▶ _ABOUT THIS EXERCISE_
Among the entries that follow, some lines contain the word "sign". Show all of them.

───── DATA TO EXAMINE

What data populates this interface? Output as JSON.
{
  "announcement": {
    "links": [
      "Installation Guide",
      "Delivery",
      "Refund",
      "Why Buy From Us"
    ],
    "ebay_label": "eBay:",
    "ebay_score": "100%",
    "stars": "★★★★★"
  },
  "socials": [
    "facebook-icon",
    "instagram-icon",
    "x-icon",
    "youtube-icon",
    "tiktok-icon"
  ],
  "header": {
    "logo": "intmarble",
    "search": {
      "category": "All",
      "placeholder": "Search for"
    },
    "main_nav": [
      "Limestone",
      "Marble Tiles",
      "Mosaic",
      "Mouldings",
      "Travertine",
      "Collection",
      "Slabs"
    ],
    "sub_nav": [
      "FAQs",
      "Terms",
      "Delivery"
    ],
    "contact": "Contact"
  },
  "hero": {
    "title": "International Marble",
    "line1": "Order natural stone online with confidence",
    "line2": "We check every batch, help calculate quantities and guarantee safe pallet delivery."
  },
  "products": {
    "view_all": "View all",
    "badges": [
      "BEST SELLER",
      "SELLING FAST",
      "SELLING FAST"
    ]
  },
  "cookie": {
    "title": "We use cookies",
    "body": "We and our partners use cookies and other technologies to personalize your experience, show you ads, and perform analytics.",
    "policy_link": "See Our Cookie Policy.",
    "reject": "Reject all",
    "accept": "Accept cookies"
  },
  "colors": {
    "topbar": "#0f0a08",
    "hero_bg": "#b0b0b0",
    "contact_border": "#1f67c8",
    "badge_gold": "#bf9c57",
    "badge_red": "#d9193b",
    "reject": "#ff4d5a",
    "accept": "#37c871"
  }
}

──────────
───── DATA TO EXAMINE

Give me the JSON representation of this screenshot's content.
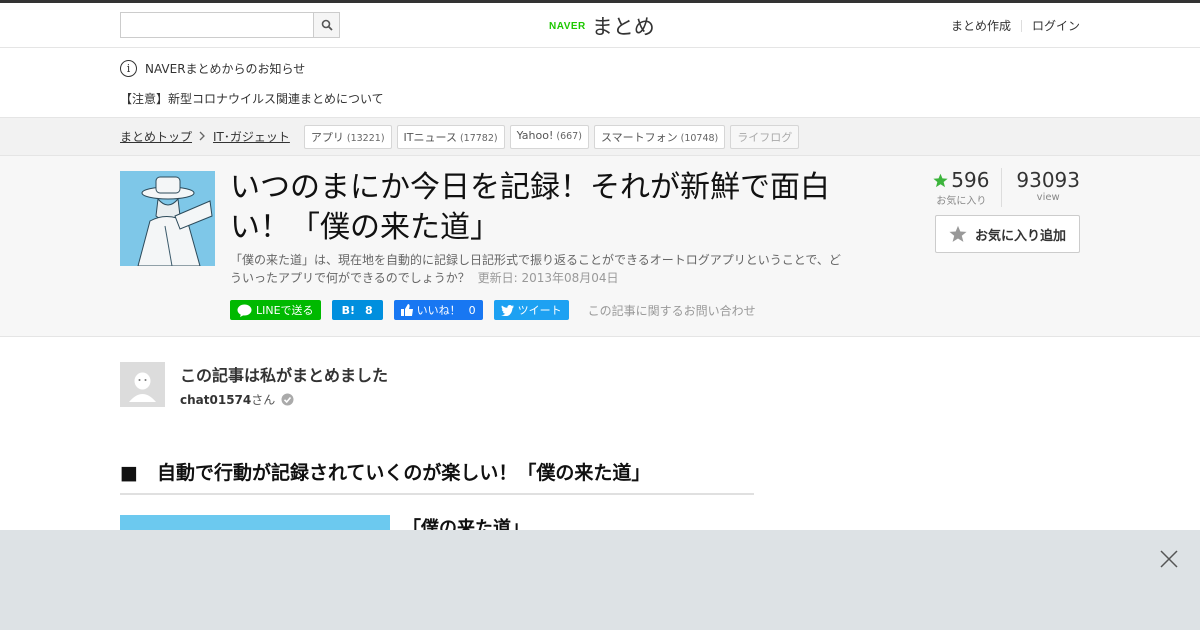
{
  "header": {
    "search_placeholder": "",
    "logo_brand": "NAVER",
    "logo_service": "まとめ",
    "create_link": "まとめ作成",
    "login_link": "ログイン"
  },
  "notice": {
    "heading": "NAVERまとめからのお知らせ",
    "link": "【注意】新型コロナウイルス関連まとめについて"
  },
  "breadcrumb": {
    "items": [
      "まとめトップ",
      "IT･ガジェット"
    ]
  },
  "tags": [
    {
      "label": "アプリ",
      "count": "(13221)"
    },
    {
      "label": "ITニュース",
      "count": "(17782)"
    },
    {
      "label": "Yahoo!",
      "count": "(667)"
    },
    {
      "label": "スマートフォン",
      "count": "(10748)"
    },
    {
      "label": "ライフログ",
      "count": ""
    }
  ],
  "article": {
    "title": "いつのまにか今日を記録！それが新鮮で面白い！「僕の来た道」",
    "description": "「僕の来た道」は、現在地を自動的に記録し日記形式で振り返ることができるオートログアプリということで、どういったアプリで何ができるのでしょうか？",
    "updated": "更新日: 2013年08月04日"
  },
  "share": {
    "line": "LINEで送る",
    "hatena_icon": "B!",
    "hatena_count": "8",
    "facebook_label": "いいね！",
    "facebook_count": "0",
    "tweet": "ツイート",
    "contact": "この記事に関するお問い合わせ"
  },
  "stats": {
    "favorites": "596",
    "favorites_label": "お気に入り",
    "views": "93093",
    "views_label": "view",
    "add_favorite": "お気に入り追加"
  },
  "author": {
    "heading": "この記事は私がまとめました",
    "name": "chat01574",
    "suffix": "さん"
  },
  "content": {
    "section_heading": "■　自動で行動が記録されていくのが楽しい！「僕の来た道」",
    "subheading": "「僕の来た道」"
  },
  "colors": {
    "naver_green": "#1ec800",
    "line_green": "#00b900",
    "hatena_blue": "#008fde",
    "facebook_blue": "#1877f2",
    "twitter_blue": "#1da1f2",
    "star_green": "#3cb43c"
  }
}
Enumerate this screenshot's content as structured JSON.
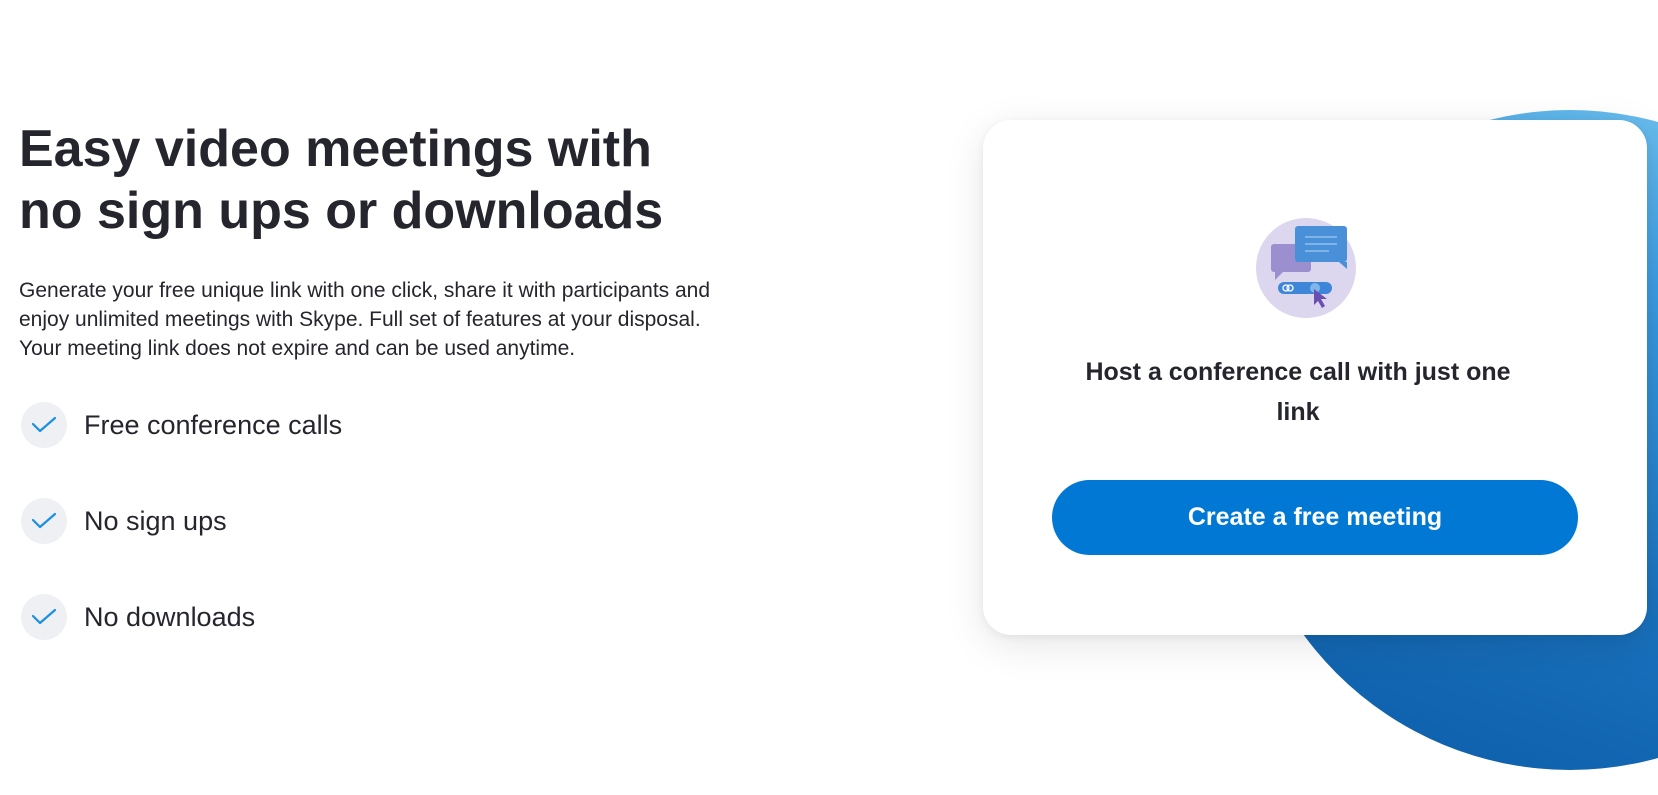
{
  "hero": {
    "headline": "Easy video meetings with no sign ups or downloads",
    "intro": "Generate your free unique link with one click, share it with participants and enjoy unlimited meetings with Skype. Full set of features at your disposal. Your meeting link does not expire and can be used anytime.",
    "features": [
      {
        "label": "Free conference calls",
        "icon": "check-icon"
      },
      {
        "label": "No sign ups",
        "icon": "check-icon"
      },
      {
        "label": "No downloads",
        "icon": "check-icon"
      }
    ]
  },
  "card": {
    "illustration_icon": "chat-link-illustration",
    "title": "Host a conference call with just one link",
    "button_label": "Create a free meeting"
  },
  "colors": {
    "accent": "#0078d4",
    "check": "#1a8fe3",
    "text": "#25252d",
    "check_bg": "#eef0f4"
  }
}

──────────
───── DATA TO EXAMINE

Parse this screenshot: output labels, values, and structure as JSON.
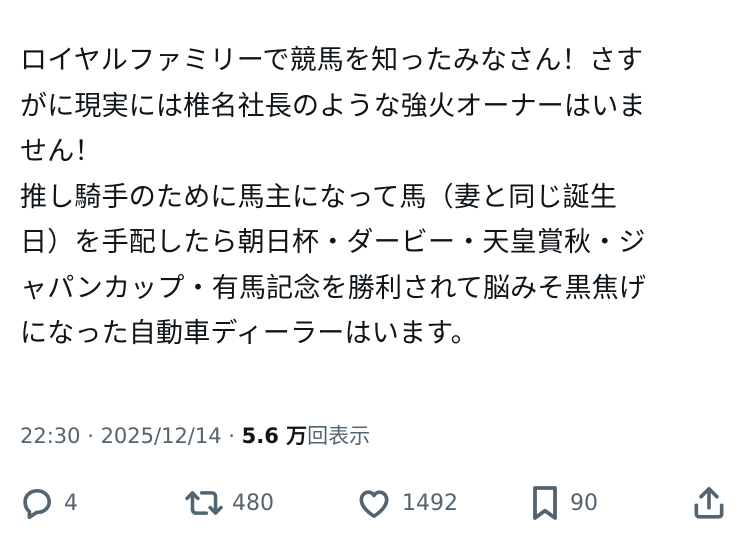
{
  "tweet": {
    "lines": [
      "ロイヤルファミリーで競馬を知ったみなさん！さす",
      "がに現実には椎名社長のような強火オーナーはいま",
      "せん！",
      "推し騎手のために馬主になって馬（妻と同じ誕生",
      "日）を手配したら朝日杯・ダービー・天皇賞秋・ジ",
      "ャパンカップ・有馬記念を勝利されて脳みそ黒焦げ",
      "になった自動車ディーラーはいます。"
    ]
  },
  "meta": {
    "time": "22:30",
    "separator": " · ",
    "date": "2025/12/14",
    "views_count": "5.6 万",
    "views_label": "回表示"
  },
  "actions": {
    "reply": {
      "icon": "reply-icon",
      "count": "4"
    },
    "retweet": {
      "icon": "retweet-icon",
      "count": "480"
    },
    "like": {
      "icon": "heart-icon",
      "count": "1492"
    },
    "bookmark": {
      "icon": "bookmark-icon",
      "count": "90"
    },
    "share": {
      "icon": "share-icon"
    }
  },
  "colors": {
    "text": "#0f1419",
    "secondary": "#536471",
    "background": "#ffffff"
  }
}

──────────

▶ _ANSWER SECTION_
    "headline": "Easy video meetings with no sign ups or downloads",
        "label": "No sign ups",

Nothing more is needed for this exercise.